Friday, September 21, 2007

Go Pregnant Canadian Women in their 30s!

Canada's fertility rate is up and thanks mostly to women in their 30s! Canada has a low procreation rate, but Statistics Canada released numbers stating that Canada recorded its highest number of births AND its highest total fertility rate in 7 years in 2005. Unfortunately Canada's total fertility rate is still far below the replacement level fertility, which is 2.1 children per woman. From Statistics Canada:

Canada's total fertility rate in 2005 was 1.54 children per woman, an increase from 1.53 in the previous year and the highest rate since 1998. This is still well below what is known as the replacement level fertility (2.1 children per woman).

In total, 342,176 babies were born in 2005, up 1.5% from the previous year. This growth rate was more than double the 0.6% increase in 2004.

In 2005, the number of births was the highest since 1998, when 342,418 babies were born in Canada. The number of births dropped to a 55-year low in 2000. Since then, the number of births has gone up every year except 2002.

As of 2001, most babies were born to parents belonging to the echo generation (the children of baby boomers), who were already in their prime childbearing years.

Maybe the women are hearing their biological clocks ticking louder! In any case, Congrats to all the women and Canada! source

Thursday, September 20, 2007

Should Pregnant Women Eat Peanuts?

Yes! According to the House of Lords committee in the UK. A group of British mothers who avoided eating peanuts throughout their pregnancy and feeding it to their children are now seeing the consequences. According to the House of Lords, these mothers are facing an allergy epidemic. The committee is trying to tell the government to change its advice to pregnant women and mothers who have a history of asthma, eczema, or hayfever, which currenlty says, 'avoid eating peanuts and peanut products when you're pregnant and breastfeeding'.

The science and technology committee's allergy report found that nut allergies were extremely low in countries where children are weaned on peanuts.
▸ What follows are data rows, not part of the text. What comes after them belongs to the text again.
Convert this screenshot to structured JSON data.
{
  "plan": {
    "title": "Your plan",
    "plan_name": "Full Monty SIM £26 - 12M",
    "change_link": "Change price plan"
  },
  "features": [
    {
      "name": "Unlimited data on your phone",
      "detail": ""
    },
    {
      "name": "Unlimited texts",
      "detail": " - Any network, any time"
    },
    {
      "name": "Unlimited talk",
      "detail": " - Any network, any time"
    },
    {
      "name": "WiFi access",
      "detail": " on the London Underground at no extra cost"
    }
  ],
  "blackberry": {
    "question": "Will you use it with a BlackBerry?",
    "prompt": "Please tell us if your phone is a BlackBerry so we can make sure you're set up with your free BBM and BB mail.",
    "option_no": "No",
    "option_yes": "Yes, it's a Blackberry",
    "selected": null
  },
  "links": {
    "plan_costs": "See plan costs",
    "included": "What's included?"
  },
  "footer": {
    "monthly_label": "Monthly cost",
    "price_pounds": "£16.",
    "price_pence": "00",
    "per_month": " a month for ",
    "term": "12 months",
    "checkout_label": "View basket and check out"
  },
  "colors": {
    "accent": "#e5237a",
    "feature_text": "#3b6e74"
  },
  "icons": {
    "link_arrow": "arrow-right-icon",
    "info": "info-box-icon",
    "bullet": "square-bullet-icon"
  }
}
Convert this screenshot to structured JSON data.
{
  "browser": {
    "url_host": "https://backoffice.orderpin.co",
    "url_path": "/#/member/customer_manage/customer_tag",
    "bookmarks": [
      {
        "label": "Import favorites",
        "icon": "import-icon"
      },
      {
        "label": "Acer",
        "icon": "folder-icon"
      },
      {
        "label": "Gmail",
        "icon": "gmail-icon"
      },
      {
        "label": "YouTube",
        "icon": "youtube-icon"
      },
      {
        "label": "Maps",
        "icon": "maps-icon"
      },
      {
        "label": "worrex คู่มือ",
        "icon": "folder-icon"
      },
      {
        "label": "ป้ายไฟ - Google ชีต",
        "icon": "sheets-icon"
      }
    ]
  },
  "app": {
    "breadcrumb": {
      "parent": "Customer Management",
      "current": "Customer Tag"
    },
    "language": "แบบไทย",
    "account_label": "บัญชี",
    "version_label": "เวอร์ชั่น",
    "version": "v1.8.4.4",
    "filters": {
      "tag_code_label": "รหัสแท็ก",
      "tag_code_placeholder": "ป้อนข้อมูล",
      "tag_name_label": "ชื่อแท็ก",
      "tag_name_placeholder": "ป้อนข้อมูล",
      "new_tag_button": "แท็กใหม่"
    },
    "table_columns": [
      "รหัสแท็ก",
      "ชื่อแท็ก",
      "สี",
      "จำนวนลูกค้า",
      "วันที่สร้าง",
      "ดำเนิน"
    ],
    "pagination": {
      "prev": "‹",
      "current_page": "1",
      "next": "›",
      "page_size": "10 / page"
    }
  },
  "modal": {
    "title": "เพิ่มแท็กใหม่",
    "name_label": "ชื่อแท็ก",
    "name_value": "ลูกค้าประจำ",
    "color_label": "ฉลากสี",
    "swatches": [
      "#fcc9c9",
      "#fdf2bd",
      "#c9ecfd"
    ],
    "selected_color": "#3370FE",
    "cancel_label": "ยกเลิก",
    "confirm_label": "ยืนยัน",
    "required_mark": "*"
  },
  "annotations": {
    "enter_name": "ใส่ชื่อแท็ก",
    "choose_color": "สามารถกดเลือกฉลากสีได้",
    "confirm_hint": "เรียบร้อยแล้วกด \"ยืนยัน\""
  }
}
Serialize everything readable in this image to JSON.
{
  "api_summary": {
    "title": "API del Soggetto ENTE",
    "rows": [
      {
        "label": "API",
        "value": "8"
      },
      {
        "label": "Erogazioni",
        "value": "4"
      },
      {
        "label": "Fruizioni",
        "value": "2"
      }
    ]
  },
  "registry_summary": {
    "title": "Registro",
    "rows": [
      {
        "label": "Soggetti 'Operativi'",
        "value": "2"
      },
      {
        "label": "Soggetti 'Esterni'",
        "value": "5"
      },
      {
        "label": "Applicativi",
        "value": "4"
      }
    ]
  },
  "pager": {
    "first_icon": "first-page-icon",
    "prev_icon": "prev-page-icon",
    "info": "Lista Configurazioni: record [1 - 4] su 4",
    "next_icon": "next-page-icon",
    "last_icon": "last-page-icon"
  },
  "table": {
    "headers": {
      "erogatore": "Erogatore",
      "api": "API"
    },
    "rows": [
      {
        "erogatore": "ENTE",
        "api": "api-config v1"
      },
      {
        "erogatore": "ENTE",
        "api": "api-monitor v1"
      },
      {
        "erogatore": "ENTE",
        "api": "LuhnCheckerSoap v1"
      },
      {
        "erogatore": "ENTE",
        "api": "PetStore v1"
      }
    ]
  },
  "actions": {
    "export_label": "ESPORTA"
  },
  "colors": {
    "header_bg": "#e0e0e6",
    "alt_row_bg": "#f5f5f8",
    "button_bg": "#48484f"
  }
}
'It is quite striking that the increase in peanut allergies is rather in step with the increasing Government advice not to expose tiny children to them,' said Lord May of Oxford. 'In Israel, where peanuts are quite commonly found in baby food, there has been no increase in peanut allergies.

So, there you have it! Eat peanuts and possibly avoid allergies. The House of Lords committee (I like saying that) is due to be published next week. Click here to continue reading...